• _What needs to be done_: Set down again each entry exactly as it reads, pictures excluded.

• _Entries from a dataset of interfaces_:
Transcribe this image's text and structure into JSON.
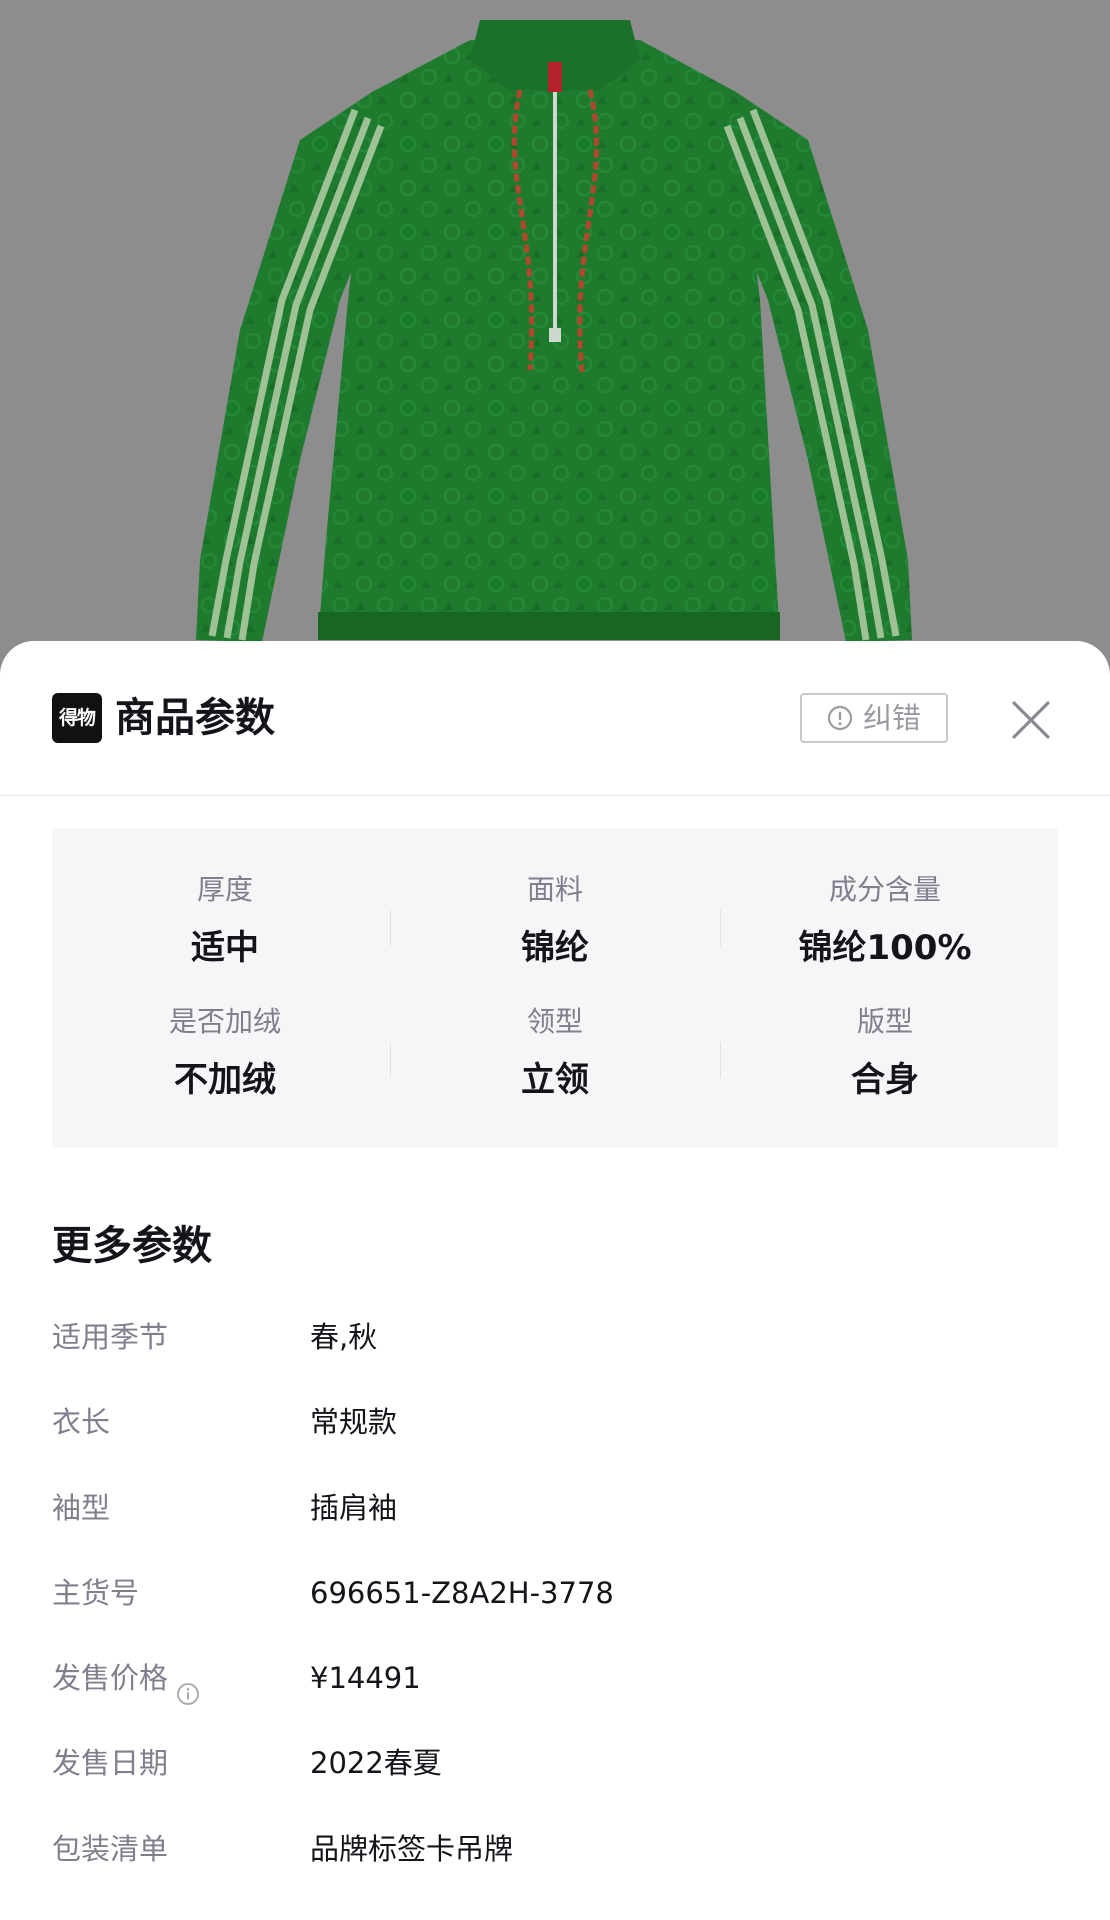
{
  "sheet": {
    "logo_text": "得物",
    "title": "商品参数",
    "report_label": "纠错",
    "report_icon": "exclamation-circle-icon",
    "close_icon": "close-icon"
  },
  "key_specs": [
    {
      "label": "厚度",
      "value": "适中"
    },
    {
      "label": "面料",
      "value": "锦纶"
    },
    {
      "label": "成分含量",
      "value": "锦纶100%"
    },
    {
      "label": "是否加绒",
      "value": "不加绒"
    },
    {
      "label": "领型",
      "value": "立领"
    },
    {
      "label": "版型",
      "value": "合身"
    }
  ],
  "more_params": {
    "title": "更多参数",
    "rows": [
      {
        "key": "适用季节",
        "value": "春,秋"
      },
      {
        "key": "衣长",
        "value": "常规款"
      },
      {
        "key": "袖型",
        "value": "插肩袖"
      },
      {
        "key": "主货号",
        "value": "696651-Z8A2H-3778"
      },
      {
        "key": "发售价格",
        "value": "¥14491",
        "info_icon": true
      },
      {
        "key": "发售日期",
        "value": "2022春夏"
      },
      {
        "key": "包装清单",
        "value": "品牌标签卡吊牌"
      }
    ]
  },
  "colors": {
    "photo_background": "#8d8d8d",
    "jacket_green": "#1f7a2e",
    "stripe": "#a8c8a0",
    "label_gray": "#7f7f8e",
    "text_dark": "#14151a"
  }
}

• _Response to the exercise_:
Transcribe this image's text and structure into JSON.
{
  "sheet": {
    "logo_text": "得物",
    "title": "商品参数",
    "report_label": "纠错",
    "report_icon": "exclamation-circle-icon",
    "close_icon": "close-icon"
  },
  "key_specs": [
    {
      "label": "厚度",
      "value": "适中"
    },
    {
      "label": "面料",
      "value": "锦纶"
    },
    {
      "label": "成分含量",
      "value": "锦纶100%"
    },
    {
      "label": "是否加绒",
      "value": "不加绒"
    },
    {
      "label": "领型",
      "value": "立领"
    },
    {
      "label": "版型",
      "value": "合身"
    }
  ],
  "more_params": {
    "title": "更多参数",
    "rows": [
      {
        "key": "适用季节",
        "value": "春,秋"
      },
      {
        "key": "衣长",
        "value": "常规款"
      },
      {
        "key": "袖型",
        "value": "插肩袖"
      },
      {
        "key": "主货号",
        "value": "696651-Z8A2H-3778"
      },
      {
        "key": "发售价格",
        "value": "¥14491",
        "info_icon": true
      },
      {
        "key": "发售日期",
        "value": "2022春夏"
      },
      {
        "key": "包装清单",
        "value": "品牌标签卡吊牌"
      }
    ]
  },
  "colors": {
    "photo_background": "#8d8d8d",
    "jacket_green": "#1f7a2e",
    "stripe": "#a8c8a0",
    "label_gray": "#7f7f8e",
    "text_dark": "#14151a"
  }
}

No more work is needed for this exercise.